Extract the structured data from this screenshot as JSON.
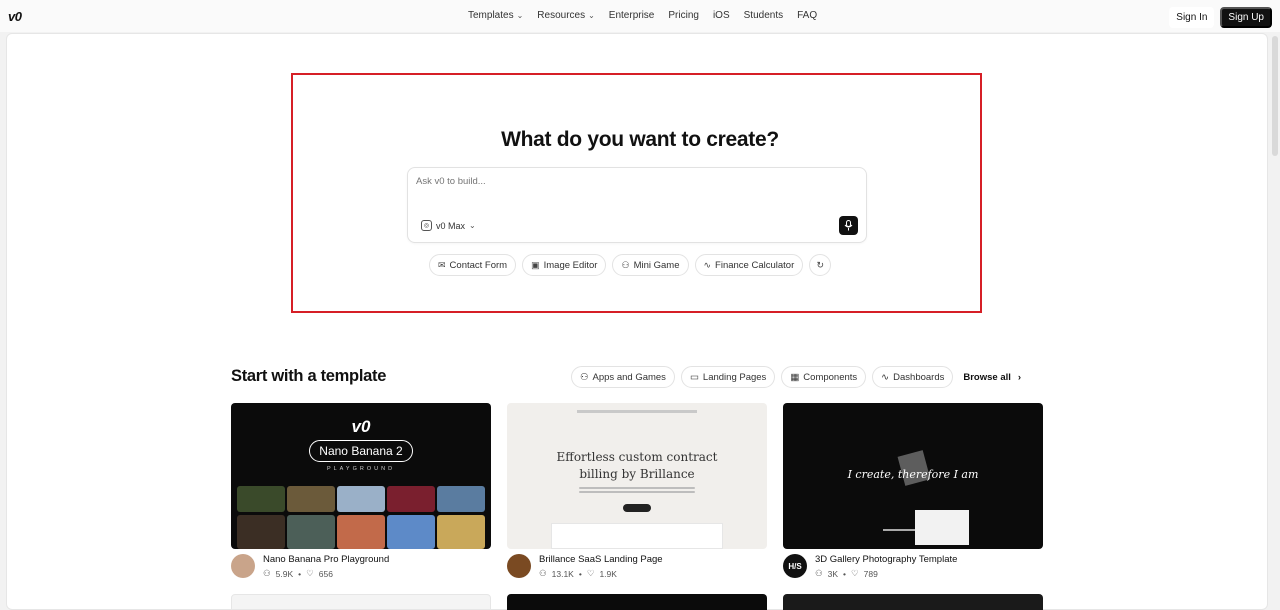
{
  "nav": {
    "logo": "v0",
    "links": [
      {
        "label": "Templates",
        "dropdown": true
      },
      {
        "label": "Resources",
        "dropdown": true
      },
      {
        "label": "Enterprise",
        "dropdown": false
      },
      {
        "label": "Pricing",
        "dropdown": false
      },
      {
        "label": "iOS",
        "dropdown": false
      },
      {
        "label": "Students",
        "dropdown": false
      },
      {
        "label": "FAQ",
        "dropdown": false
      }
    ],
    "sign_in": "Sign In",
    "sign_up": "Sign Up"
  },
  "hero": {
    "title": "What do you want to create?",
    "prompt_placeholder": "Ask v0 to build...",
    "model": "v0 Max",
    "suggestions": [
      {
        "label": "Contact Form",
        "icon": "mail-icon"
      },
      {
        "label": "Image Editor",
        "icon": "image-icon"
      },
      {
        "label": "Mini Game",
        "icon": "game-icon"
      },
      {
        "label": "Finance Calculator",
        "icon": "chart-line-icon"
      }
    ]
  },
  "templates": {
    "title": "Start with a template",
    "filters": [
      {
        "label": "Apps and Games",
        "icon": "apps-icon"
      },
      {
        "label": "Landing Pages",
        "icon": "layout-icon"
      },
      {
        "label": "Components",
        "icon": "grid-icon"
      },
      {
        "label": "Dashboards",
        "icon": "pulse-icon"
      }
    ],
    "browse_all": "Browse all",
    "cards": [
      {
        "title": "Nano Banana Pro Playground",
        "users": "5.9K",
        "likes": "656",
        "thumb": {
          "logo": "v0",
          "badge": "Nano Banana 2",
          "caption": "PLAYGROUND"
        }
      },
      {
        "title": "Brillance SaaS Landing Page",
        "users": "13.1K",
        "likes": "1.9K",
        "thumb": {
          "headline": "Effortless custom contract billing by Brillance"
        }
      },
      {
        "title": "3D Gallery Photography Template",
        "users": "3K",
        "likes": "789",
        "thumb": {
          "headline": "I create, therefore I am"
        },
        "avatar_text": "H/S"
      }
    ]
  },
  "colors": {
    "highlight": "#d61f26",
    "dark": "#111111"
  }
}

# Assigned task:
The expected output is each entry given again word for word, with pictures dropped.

# Completed exercise:
Extract the structured data from this screenshot as JSON.
{
  "nav": {
    "logo": "v0",
    "links": [
      {
        "label": "Templates",
        "dropdown": true
      },
      {
        "label": "Resources",
        "dropdown": true
      },
      {
        "label": "Enterprise",
        "dropdown": false
      },
      {
        "label": "Pricing",
        "dropdown": false
      },
      {
        "label": "iOS",
        "dropdown": false
      },
      {
        "label": "Students",
        "dropdown": false
      },
      {
        "label": "FAQ",
        "dropdown": false
      }
    ],
    "sign_in": "Sign In",
    "sign_up": "Sign Up"
  },
  "hero": {
    "title": "What do you want to create?",
    "prompt_placeholder": "Ask v0 to build...",
    "model": "v0 Max",
    "suggestions": [
      {
        "label": "Contact Form",
        "icon": "mail-icon"
      },
      {
        "label": "Image Editor",
        "icon": "image-icon"
      },
      {
        "label": "Mini Game",
        "icon": "game-icon"
      },
      {
        "label": "Finance Calculator",
        "icon": "chart-line-icon"
      }
    ]
  },
  "templates": {
    "title": "Start with a template",
    "filters": [
      {
        "label": "Apps and Games",
        "icon": "apps-icon"
      },
      {
        "label": "Landing Pages",
        "icon": "layout-icon"
      },
      {
        "label": "Components",
        "icon": "grid-icon"
      },
      {
        "label": "Dashboards",
        "icon": "pulse-icon"
      }
    ],
    "browse_all": "Browse all",
    "cards": [
      {
        "title": "Nano Banana Pro Playground",
        "users": "5.9K",
        "likes": "656",
        "thumb": {
          "logo": "v0",
          "badge": "Nano Banana 2",
          "caption": "PLAYGROUND"
        }
      },
      {
        "title": "Brillance SaaS Landing Page",
        "users": "13.1K",
        "likes": "1.9K",
        "thumb": {
          "headline": "Effortless custom contract billing by Brillance"
        }
      },
      {
        "title": "3D Gallery Photography Template",
        "users": "3K",
        "likes": "789",
        "thumb": {
          "headline": "I create, therefore I am"
        },
        "avatar_text": "H/S"
      }
    ]
  },
  "colors": {
    "highlight": "#d61f26",
    "dark": "#111111"
  }
}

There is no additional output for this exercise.